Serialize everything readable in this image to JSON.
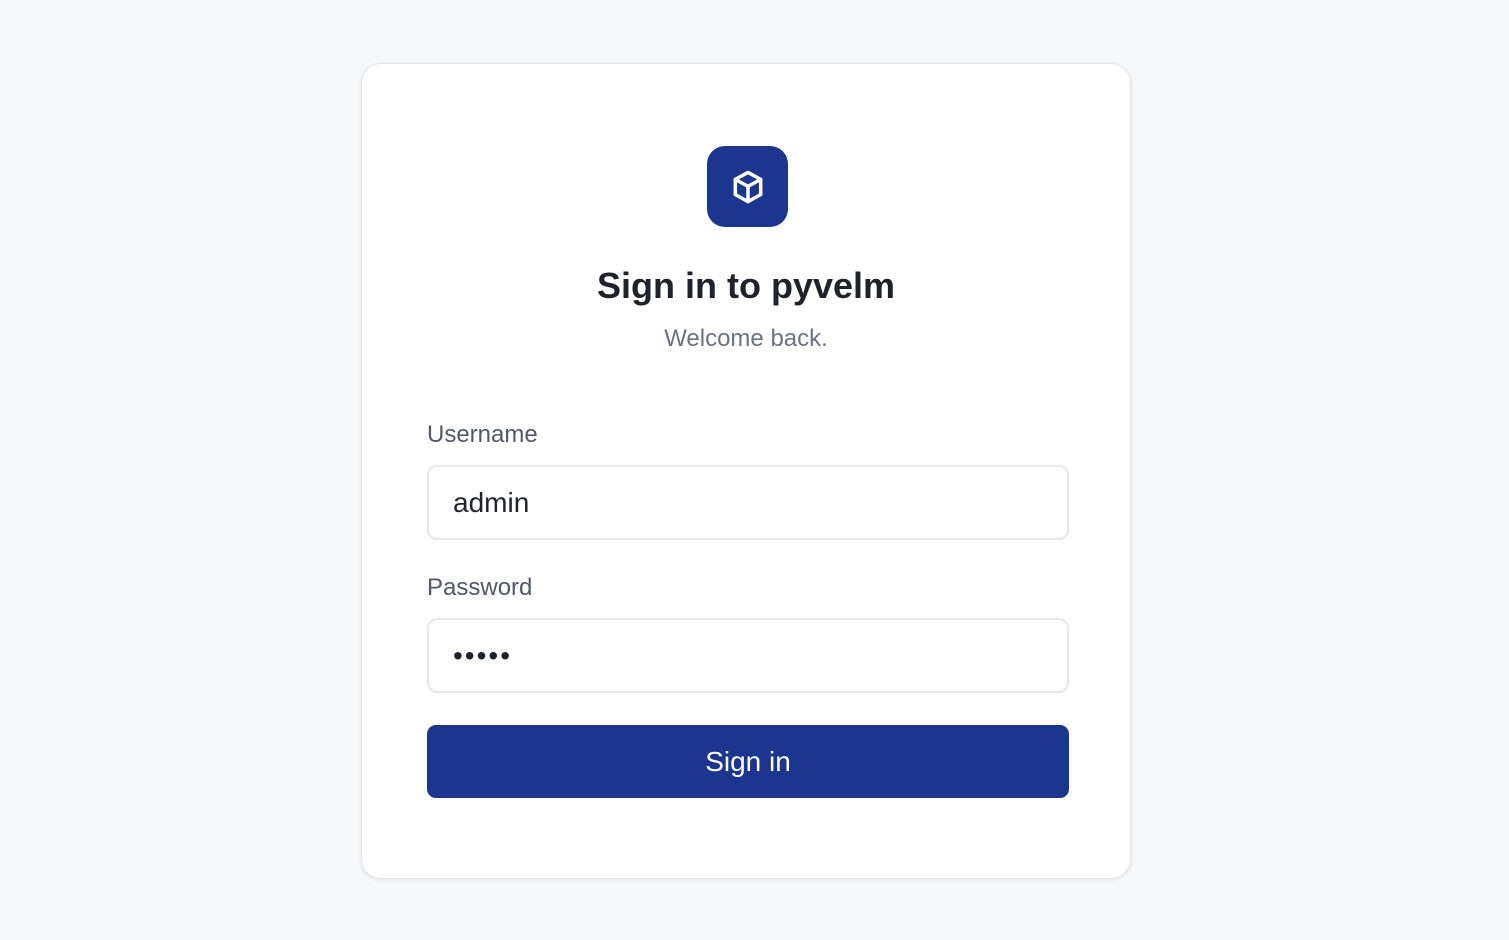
{
  "app": {
    "icon": "cube-icon",
    "title": "Sign in to pyvelm",
    "subtitle": "Welcome back."
  },
  "form": {
    "username_label": "Username",
    "username_value": "admin",
    "password_label": "Password",
    "password_value": "•••••",
    "submit_label": "Sign in"
  },
  "colors": {
    "accent": "#1c358e",
    "background": "#f7f8fa",
    "card": "#ffffff"
  }
}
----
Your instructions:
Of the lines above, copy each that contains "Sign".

Response area:
    "title": "Sign in to pyvelm",
    "submit_label": "Sign in"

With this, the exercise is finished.